------ RAW DATA

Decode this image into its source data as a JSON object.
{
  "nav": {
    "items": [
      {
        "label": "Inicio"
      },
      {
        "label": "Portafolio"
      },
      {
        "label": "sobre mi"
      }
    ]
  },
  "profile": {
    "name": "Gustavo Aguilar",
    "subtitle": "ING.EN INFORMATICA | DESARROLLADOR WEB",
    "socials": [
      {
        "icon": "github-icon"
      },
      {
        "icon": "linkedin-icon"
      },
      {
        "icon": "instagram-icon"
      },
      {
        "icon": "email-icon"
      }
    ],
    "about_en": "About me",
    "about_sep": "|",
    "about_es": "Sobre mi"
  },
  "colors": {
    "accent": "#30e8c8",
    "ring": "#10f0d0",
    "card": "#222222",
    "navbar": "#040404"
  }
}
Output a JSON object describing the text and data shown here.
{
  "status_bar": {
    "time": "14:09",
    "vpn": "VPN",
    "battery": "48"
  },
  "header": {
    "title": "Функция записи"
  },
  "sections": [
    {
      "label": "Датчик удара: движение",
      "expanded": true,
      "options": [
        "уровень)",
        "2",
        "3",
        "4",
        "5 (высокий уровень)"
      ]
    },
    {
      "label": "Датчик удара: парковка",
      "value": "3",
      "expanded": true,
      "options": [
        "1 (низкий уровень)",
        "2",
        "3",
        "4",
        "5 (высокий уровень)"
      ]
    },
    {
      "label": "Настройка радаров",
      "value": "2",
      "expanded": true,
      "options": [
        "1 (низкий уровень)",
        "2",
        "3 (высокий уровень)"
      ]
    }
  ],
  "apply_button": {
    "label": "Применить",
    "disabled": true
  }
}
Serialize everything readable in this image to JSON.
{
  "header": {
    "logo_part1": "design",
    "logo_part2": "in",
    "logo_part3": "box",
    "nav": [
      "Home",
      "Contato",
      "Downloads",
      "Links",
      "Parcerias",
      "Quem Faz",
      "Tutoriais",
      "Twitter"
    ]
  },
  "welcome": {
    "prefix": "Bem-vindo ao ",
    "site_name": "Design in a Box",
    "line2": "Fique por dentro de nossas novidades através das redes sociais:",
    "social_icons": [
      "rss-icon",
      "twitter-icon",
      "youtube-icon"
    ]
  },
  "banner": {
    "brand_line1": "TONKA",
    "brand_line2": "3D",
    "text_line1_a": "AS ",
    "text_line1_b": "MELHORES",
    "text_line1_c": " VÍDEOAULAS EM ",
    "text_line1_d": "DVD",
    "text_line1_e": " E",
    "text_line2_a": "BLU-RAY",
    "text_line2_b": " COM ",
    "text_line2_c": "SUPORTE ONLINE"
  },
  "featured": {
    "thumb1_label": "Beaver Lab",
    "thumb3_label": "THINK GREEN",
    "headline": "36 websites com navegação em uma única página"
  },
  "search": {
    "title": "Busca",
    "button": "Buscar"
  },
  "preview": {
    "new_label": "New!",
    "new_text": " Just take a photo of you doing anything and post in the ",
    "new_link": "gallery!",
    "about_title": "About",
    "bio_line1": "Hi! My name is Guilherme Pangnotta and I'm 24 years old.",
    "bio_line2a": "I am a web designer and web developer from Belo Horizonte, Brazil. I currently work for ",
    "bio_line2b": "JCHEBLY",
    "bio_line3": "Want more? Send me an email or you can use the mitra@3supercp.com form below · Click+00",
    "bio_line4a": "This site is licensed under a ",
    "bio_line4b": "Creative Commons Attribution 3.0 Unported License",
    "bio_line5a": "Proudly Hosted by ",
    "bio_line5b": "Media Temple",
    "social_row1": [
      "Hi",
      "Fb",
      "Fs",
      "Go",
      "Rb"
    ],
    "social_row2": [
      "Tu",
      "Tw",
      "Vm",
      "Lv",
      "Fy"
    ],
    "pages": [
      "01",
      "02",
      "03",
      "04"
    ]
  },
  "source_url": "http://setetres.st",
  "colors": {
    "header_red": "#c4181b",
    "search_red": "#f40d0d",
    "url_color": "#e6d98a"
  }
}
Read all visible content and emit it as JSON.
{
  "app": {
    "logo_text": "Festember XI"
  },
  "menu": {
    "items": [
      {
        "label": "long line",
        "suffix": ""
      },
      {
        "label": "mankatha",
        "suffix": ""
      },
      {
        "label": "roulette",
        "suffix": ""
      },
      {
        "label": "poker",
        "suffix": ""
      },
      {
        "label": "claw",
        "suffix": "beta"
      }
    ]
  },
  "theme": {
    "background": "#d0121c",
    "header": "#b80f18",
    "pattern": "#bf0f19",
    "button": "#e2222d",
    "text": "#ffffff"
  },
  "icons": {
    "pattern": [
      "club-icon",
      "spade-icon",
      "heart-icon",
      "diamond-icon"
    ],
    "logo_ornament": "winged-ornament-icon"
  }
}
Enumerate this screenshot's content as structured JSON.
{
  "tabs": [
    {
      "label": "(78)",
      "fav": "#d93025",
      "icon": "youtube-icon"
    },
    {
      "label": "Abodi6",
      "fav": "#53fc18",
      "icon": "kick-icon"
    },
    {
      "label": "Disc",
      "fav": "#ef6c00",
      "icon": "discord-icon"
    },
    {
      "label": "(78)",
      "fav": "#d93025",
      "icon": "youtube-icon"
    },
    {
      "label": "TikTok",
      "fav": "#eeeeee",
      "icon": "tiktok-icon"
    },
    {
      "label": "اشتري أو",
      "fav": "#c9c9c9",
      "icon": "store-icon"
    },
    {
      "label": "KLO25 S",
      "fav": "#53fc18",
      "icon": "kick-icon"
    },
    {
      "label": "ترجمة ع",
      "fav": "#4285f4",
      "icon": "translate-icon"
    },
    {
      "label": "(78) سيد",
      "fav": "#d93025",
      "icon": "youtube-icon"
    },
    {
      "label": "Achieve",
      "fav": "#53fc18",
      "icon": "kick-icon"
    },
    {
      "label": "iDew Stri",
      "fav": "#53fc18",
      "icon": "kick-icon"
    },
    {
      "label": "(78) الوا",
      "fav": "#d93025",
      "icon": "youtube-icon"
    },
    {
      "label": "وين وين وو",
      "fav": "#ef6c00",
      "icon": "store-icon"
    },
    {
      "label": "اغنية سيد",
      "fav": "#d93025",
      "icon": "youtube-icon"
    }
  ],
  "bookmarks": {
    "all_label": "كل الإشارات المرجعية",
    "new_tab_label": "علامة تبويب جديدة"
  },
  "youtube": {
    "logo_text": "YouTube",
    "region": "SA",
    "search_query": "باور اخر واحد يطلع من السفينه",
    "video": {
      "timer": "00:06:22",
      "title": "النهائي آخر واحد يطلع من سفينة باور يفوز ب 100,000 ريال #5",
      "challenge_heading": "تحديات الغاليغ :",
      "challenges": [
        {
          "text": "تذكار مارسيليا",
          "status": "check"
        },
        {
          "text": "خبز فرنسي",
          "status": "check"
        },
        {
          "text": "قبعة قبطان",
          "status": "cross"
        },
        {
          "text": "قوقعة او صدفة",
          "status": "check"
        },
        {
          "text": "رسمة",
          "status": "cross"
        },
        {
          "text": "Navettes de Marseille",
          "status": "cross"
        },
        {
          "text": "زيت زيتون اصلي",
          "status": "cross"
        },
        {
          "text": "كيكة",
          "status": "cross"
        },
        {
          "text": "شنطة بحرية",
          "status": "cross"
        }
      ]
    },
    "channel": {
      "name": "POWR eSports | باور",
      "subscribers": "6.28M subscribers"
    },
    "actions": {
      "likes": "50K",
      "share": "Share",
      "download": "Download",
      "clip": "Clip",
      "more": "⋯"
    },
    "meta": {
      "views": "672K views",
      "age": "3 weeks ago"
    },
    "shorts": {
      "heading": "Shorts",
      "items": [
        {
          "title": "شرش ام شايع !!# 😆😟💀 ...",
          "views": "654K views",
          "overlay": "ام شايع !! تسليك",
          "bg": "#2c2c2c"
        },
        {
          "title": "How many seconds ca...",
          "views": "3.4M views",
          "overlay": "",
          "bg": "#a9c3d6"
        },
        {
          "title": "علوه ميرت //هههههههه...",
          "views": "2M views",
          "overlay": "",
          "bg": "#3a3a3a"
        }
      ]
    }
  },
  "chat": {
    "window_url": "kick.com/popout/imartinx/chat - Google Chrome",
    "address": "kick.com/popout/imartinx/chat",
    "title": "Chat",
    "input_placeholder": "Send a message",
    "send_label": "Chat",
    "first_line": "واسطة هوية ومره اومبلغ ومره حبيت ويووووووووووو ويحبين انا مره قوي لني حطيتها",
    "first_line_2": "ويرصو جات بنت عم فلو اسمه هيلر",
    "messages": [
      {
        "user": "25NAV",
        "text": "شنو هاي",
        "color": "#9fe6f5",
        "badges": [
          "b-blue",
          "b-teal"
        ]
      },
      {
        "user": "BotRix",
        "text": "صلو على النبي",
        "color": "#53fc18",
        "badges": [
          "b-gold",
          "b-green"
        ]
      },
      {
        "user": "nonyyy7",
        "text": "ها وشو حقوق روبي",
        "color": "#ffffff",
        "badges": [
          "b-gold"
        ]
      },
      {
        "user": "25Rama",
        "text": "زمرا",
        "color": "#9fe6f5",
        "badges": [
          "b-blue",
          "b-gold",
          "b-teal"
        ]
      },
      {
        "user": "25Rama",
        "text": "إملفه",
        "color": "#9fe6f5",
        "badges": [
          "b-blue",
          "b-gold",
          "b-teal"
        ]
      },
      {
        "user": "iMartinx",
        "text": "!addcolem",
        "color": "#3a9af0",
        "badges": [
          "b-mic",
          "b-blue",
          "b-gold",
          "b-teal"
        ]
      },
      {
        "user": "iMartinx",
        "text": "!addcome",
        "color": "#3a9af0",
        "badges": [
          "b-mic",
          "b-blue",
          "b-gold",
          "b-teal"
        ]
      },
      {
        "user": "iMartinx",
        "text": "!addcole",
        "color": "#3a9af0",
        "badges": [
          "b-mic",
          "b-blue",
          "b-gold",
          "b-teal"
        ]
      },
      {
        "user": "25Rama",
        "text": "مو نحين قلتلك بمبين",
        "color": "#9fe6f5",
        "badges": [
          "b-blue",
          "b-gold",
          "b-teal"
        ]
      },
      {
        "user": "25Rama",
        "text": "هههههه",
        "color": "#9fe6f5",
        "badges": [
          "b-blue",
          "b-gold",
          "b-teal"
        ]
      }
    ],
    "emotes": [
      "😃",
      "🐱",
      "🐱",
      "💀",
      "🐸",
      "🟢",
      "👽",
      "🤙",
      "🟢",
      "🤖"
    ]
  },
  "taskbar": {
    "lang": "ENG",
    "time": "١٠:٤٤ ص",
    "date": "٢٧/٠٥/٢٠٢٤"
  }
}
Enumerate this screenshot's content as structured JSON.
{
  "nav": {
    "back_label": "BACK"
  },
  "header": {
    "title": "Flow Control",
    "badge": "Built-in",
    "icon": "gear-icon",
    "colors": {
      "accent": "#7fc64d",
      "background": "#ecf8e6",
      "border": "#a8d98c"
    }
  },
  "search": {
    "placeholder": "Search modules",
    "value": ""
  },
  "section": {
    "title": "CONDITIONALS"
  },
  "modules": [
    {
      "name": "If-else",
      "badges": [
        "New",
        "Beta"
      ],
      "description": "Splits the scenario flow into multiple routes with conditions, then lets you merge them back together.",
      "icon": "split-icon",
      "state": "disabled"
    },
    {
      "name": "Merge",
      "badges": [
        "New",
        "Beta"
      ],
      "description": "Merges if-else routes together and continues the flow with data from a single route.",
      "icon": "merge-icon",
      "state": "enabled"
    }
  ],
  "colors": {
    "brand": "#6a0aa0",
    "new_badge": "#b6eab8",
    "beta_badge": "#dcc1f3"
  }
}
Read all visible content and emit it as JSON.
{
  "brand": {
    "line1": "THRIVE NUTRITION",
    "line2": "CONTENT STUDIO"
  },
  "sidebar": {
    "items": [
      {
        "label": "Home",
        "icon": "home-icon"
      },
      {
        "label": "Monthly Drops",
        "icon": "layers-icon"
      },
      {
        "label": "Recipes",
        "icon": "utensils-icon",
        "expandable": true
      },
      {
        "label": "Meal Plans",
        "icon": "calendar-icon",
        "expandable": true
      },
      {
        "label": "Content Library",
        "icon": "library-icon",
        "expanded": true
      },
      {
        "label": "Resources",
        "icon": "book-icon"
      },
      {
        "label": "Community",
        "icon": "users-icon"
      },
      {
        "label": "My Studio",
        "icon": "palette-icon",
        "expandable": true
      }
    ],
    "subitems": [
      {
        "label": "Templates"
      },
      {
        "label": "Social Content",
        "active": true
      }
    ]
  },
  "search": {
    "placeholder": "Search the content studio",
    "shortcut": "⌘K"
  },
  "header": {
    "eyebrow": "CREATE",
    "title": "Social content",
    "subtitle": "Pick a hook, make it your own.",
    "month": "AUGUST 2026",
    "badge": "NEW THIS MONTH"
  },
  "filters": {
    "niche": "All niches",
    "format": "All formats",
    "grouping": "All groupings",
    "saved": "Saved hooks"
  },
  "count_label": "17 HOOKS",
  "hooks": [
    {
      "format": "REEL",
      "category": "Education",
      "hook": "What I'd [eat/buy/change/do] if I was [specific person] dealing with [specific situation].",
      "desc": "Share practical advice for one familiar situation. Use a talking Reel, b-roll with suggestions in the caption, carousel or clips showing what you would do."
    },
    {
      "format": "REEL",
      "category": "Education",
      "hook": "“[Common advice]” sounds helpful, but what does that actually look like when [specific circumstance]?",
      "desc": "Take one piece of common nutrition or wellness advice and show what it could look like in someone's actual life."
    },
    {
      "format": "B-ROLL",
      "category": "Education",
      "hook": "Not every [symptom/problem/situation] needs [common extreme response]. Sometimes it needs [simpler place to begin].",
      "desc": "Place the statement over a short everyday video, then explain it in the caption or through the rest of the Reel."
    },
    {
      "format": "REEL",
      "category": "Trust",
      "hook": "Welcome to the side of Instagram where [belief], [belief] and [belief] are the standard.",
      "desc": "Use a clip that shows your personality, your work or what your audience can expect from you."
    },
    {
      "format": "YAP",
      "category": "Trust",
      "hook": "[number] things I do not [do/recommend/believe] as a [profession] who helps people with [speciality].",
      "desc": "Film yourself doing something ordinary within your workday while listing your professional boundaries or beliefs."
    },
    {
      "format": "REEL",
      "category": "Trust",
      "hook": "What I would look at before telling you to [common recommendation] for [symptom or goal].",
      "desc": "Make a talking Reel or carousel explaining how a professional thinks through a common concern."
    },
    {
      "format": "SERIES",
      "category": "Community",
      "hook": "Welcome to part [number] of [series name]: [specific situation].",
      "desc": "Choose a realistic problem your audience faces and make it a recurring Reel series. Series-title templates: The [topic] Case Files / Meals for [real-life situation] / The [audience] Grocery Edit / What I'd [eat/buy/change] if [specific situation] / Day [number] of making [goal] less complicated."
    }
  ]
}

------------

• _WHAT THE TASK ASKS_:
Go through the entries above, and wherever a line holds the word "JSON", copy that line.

• _EXERCISE RESPONSE_:
Decode this image into its source data as a JSON object.
Output a JSON object describing the text and data shown here.
Serialize everything readable in this image to JSON.
Read all visible content and emit it as JSON.
Enumerate this screenshot's content as structured JSON.
Enumerate this screenshot's content as structured JSON.
Read all visible content and emit it as JSON.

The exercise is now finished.